> [Directions for this task]
Look for the word "Horizontal" in the entries below, then copy every line that has it.

- Opening Delimiter -

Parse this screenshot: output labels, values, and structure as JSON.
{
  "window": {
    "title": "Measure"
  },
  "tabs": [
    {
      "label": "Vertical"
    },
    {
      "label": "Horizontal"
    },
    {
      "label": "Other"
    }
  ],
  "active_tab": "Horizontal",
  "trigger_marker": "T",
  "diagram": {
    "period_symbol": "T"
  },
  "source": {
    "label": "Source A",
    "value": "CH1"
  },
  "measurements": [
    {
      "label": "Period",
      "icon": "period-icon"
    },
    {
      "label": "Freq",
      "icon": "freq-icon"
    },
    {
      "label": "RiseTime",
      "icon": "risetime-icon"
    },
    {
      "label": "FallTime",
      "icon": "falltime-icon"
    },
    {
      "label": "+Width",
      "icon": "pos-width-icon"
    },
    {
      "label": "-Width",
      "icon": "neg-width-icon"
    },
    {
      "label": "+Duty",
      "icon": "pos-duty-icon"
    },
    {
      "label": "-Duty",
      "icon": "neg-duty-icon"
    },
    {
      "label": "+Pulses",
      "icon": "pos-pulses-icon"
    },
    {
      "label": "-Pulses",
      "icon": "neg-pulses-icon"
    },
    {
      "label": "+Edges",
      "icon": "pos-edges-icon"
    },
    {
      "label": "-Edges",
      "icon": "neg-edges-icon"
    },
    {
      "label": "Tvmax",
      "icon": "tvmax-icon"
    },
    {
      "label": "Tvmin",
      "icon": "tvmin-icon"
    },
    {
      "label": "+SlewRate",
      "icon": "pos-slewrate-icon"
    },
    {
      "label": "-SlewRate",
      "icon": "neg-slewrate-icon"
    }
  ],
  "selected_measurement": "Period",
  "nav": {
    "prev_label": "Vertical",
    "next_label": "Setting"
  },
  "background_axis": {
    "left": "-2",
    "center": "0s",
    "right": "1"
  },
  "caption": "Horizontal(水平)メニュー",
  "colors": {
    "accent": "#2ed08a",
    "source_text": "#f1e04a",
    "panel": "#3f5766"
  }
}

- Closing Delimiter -

> [Finished task]
      "label": "Horizontal"
  "active_tab": "Horizontal",
  "caption": "Horizontal(水平)メニュー",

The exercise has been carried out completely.